WHAT TO DO: Repeat all the records exactly, omitting pictures.

[Interface dataset entries]
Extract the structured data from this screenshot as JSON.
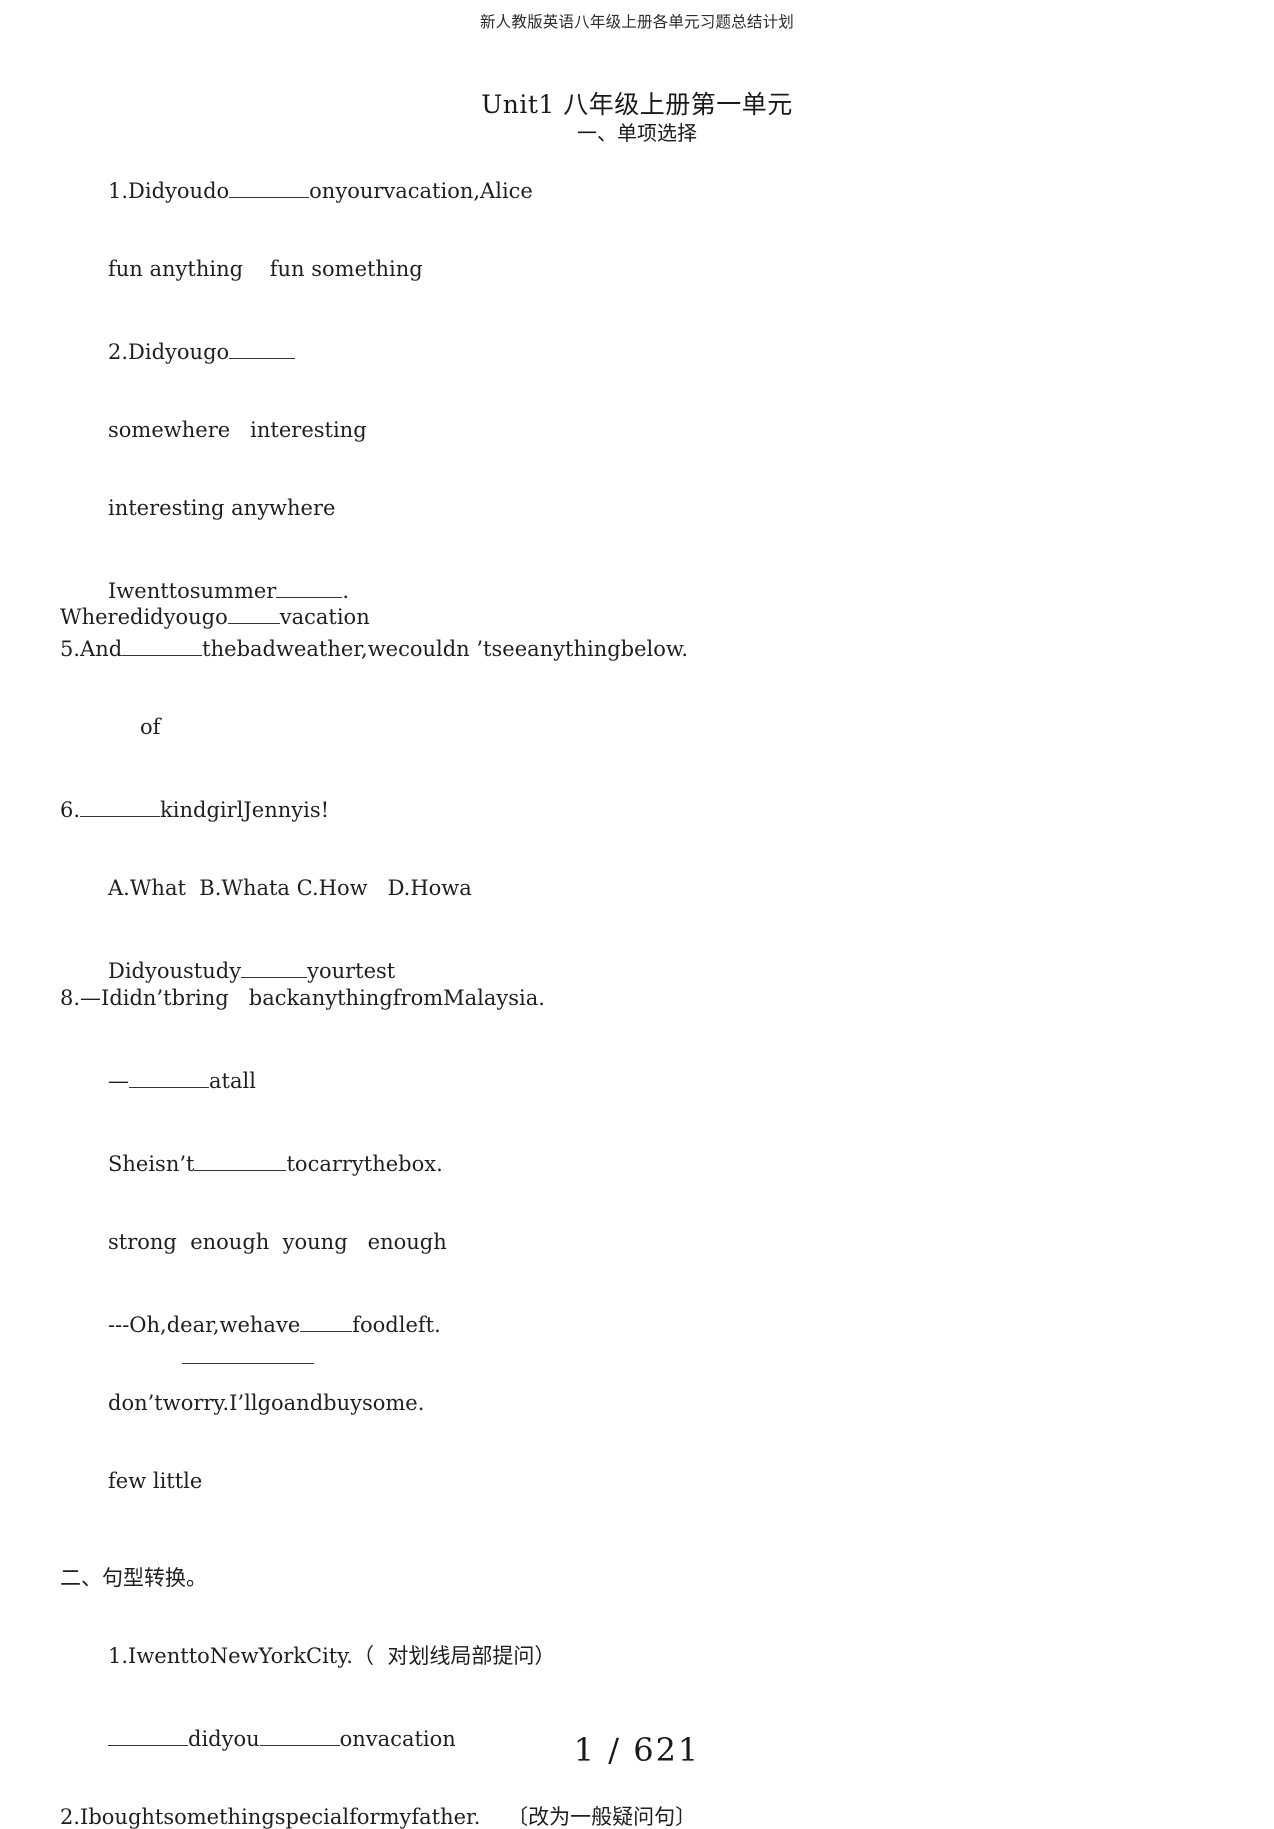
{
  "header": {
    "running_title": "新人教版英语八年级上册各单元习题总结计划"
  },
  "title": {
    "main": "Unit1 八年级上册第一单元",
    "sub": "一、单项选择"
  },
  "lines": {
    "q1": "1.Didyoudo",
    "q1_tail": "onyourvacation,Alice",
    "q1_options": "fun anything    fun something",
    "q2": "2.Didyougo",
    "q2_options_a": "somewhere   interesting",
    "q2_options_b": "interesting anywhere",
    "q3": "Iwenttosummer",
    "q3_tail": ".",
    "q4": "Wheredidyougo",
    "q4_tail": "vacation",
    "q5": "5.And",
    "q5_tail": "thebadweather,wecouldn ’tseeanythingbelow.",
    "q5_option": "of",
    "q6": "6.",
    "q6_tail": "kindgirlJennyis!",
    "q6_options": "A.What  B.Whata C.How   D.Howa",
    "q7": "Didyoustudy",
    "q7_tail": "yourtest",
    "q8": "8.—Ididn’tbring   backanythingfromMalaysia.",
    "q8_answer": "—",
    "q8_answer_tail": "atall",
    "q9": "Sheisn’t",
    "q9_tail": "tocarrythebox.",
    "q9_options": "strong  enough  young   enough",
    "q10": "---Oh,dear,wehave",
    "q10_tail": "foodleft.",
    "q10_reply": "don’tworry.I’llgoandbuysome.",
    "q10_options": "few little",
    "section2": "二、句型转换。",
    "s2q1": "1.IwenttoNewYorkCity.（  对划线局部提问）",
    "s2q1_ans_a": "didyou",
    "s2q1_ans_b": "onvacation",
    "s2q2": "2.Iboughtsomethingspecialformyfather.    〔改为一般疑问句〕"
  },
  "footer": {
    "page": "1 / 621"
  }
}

EXERCISE RESULT:
Extract the structured data from this screenshot as JSON.
{
  "header": {
    "running_title": "新人教版英语八年级上册各单元习题总结计划"
  },
  "title": {
    "main": "Unit1 八年级上册第一单元",
    "sub": "一、单项选择"
  },
  "lines": {
    "q1": "1.Didyoudo",
    "q1_tail": "onyourvacation,Alice",
    "q1_options": "fun anything    fun something",
    "q2": "2.Didyougo",
    "q2_options_a": "somewhere   interesting",
    "q2_options_b": "interesting anywhere",
    "q3": "Iwenttosummer",
    "q3_tail": ".",
    "q4": "Wheredidyougo",
    "q4_tail": "vacation",
    "q5": "5.And",
    "q5_tail": "thebadweather,wecouldn ’tseeanythingbelow.",
    "q5_option": "of",
    "q6": "6.",
    "q6_tail": "kindgirlJennyis!",
    "q6_options": "A.What  B.Whata C.How   D.Howa",
    "q7": "Didyoustudy",
    "q7_tail": "yourtest",
    "q8": "8.—Ididn’tbring   backanythingfromMalaysia.",
    "q8_answer": "—",
    "q8_answer_tail": "atall",
    "q9": "Sheisn’t",
    "q9_tail": "tocarrythebox.",
    "q9_options": "strong  enough  young   enough",
    "q10": "---Oh,dear,wehave",
    "q10_tail": "foodleft.",
    "q10_reply": "don’tworry.I’llgoandbuysome.",
    "q10_options": "few little",
    "section2": "二、句型转换。",
    "s2q1": "1.IwenttoNewYorkCity.（  对划线局部提问）",
    "s2q1_ans_a": "didyou",
    "s2q1_ans_b": "onvacation",
    "s2q2": "2.Iboughtsomethingspecialformyfather.    〔改为一般疑问句〕"
  },
  "footer": {
    "page": "1 / 621"
  }
}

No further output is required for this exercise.